DIRECTIONS
If you see a picture in the data below, omit it and copy the rest exactly.

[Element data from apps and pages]
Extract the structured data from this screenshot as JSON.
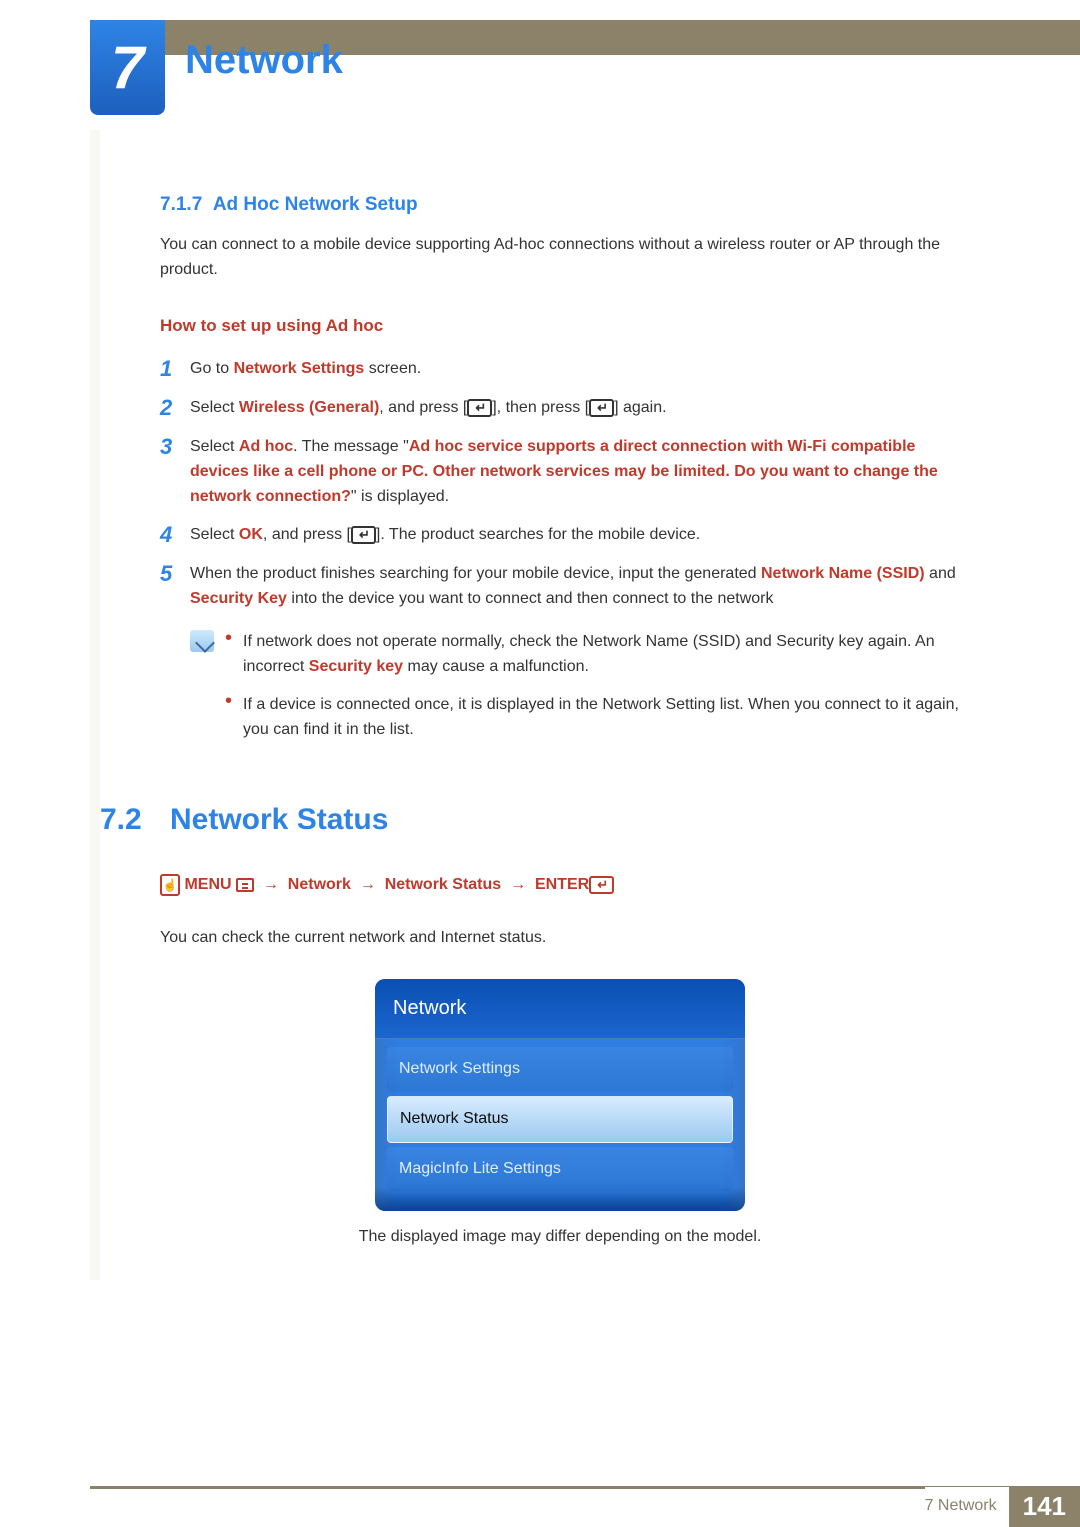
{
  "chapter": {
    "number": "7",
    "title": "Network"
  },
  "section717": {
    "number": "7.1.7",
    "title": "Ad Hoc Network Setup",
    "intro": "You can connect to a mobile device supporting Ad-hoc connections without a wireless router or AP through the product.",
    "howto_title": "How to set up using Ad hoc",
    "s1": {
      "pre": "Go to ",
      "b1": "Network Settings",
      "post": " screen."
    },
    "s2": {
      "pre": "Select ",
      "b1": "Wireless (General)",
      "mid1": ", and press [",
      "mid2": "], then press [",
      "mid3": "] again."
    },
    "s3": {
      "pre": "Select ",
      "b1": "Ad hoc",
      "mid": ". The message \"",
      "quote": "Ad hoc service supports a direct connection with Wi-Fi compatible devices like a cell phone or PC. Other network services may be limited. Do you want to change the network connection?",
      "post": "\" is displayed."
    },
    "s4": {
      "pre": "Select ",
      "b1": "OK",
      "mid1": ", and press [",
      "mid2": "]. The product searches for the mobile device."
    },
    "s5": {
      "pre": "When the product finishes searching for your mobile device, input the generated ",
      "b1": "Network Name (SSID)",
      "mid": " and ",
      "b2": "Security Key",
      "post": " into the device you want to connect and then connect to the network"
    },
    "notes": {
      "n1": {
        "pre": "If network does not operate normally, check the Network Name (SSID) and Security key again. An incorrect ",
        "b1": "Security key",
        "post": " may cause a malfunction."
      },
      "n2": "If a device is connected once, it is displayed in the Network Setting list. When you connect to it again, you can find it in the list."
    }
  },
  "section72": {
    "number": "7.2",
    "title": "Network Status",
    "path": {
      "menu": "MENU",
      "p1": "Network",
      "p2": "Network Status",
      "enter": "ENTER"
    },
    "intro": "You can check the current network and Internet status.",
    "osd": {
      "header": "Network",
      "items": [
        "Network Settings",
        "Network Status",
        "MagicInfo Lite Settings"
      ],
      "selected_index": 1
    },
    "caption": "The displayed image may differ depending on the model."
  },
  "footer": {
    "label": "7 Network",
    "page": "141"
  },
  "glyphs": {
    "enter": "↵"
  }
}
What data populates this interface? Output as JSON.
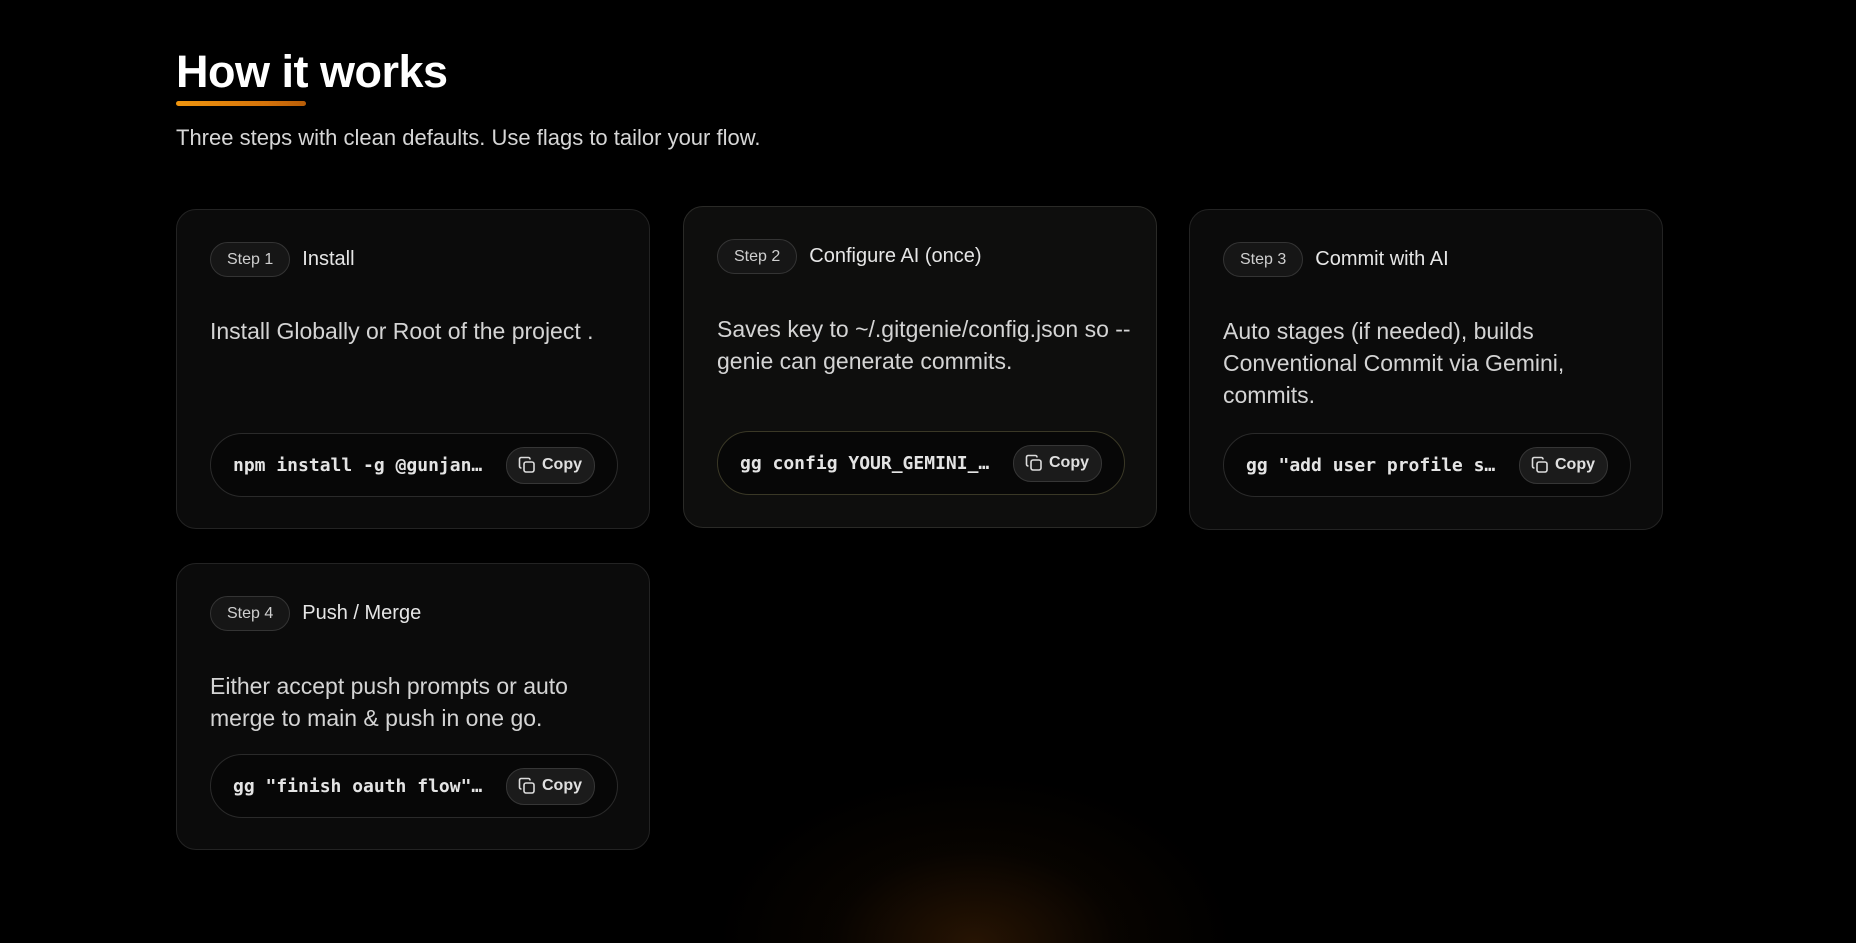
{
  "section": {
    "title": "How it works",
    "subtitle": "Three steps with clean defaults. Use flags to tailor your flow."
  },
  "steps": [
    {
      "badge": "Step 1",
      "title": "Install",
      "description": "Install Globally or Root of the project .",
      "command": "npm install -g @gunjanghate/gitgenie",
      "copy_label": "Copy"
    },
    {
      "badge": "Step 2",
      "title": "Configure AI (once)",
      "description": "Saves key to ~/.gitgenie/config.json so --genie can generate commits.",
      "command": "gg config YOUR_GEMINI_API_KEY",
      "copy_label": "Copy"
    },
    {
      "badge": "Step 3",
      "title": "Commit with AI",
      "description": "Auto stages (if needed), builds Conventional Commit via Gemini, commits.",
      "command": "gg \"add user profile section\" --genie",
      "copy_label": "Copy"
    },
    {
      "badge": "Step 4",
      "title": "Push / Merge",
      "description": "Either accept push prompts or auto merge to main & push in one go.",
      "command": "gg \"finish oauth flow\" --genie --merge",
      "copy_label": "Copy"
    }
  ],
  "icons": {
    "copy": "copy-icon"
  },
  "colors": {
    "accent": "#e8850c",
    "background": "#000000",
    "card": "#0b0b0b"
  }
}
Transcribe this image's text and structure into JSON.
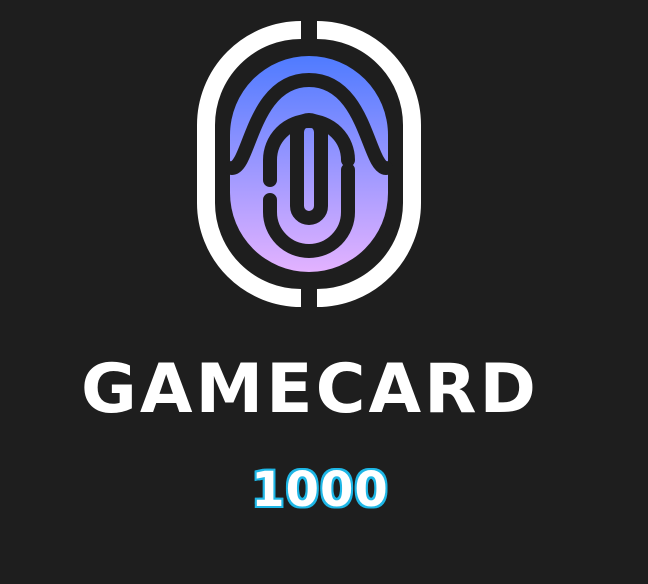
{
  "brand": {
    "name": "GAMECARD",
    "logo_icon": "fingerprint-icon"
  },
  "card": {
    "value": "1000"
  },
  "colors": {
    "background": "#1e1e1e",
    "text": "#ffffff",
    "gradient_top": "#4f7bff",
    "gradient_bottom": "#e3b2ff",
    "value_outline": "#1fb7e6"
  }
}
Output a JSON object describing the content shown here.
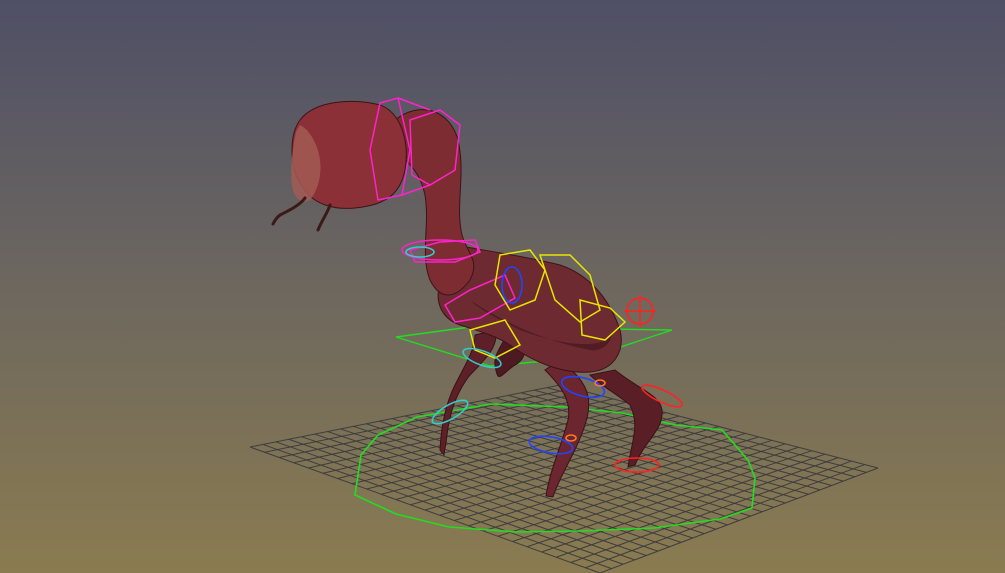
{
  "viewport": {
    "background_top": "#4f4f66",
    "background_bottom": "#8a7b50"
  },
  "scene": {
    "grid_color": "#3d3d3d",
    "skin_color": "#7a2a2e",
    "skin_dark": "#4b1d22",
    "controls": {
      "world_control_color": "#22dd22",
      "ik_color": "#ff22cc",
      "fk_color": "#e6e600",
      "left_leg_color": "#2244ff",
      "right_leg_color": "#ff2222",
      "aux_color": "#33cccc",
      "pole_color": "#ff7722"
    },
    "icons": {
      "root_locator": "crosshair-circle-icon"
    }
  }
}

SOLUTION TO THE PROBLEM
Extract the structured data from this screenshot as JSON.
{
  "chapter": {
    "number": "7",
    "title": "Network"
  },
  "section717": {
    "number": "7.1.7",
    "title": "Ad Hoc Network Setup",
    "intro": "You can connect to a mobile device supporting Ad-hoc connections without a wireless router or AP through the product.",
    "howto_title": "How to set up using Ad hoc",
    "s1": {
      "pre": "Go to ",
      "b1": "Network Settings",
      "post": " screen."
    },
    "s2": {
      "pre": "Select ",
      "b1": "Wireless (General)",
      "mid1": ", and press [",
      "mid2": "], then press [",
      "mid3": "] again."
    },
    "s3": {
      "pre": "Select ",
      "b1": "Ad hoc",
      "mid": ". The message \"",
      "quote": "Ad hoc service supports a direct connection with Wi-Fi compatible devices like a cell phone or PC. Other network services may be limited. Do you want to change the network connection?",
      "post": "\" is displayed."
    },
    "s4": {
      "pre": "Select ",
      "b1": "OK",
      "mid1": ", and press [",
      "mid2": "]. The product searches for the mobile device."
    },
    "s5": {
      "pre": "When the product finishes searching for your mobile device, input the generated ",
      "b1": "Network Name (SSID)",
      "mid": " and ",
      "b2": "Security Key",
      "post": " into the device you want to connect and then connect to the network"
    },
    "notes": {
      "n1": {
        "pre": "If network does not operate normally, check the Network Name (SSID) and Security key again. An incorrect ",
        "b1": "Security key",
        "post": " may cause a malfunction."
      },
      "n2": "If a device is connected once, it is displayed in the Network Setting list. When you connect to it again, you can find it in the list."
    }
  },
  "section72": {
    "number": "7.2",
    "title": "Network Status",
    "path": {
      "menu": "MENU",
      "p1": "Network",
      "p2": "Network Status",
      "enter": "ENTER"
    },
    "intro": "You can check the current network and Internet status.",
    "osd": {
      "header": "Network",
      "items": [
        "Network Settings",
        "Network Status",
        "MagicInfo Lite Settings"
      ],
      "selected_index": 1
    },
    "caption": "The displayed image may differ depending on the model."
  },
  "footer": {
    "label": "7 Network",
    "page": "141"
  },
  "glyphs": {
    "enter": "↵"
  }
}
What data populates this interface? Output as JSON.
{
  "section": {
    "title": "How it works",
    "subtitle": "Three steps with clean defaults. Use flags to tailor your flow."
  },
  "steps": [
    {
      "badge": "Step 1",
      "title": "Install",
      "description": "Install Globally or Root of the project .",
      "command": "npm install -g @gunjanghate/gitgenie",
      "copy_label": "Copy"
    },
    {
      "badge": "Step 2",
      "title": "Configure AI (once)",
      "description": "Saves key to ~/.gitgenie/config.json so --genie can generate commits.",
      "command": "gg config YOUR_GEMINI_API_KEY",
      "copy_label": "Copy"
    },
    {
      "badge": "Step 3",
      "title": "Commit with AI",
      "description": "Auto stages (if needed), builds Conventional Commit via Gemini, commits.",
      "command": "gg \"add user profile section\" --genie",
      "copy_label": "Copy"
    },
    {
      "badge": "Step 4",
      "title": "Push / Merge",
      "description": "Either accept push prompts or auto merge to main & push in one go.",
      "command": "gg \"finish oauth flow\" --genie --merge",
      "copy_label": "Copy"
    }
  ],
  "icons": {
    "copy": "copy-icon"
  },
  "colors": {
    "accent": "#e8850c",
    "background": "#000000",
    "card": "#0b0b0b"
  }
}
Transcribe this image's text and structure into JSON.
{
  "brand": {
    "name": "GAMECARD",
    "logo_icon": "fingerprint-icon"
  },
  "card": {
    "value": "1000"
  },
  "colors": {
    "background": "#1e1e1e",
    "text": "#ffffff",
    "gradient_top": "#4f7bff",
    "gradient_bottom": "#e3b2ff",
    "value_outline": "#1fb7e6"
  }
}
Output a JSON object describing the content shown here.
{
  "viewport": {
    "background_top": "#4f4f66",
    "background_bottom": "#8a7b50"
  },
  "scene": {
    "grid_color": "#3d3d3d",
    "skin_color": "#7a2a2e",
    "skin_dark": "#4b1d22",
    "controls": {
      "world_control_color": "#22dd22",
      "ik_color": "#ff22cc",
      "fk_color": "#e6e600",
      "left_leg_color": "#2244ff",
      "right_leg_color": "#ff2222",
      "aux_color": "#33cccc",
      "pole_color": "#ff7722"
    },
    "icons": {
      "root_locator": "crosshair-circle-icon"
    }
  }
}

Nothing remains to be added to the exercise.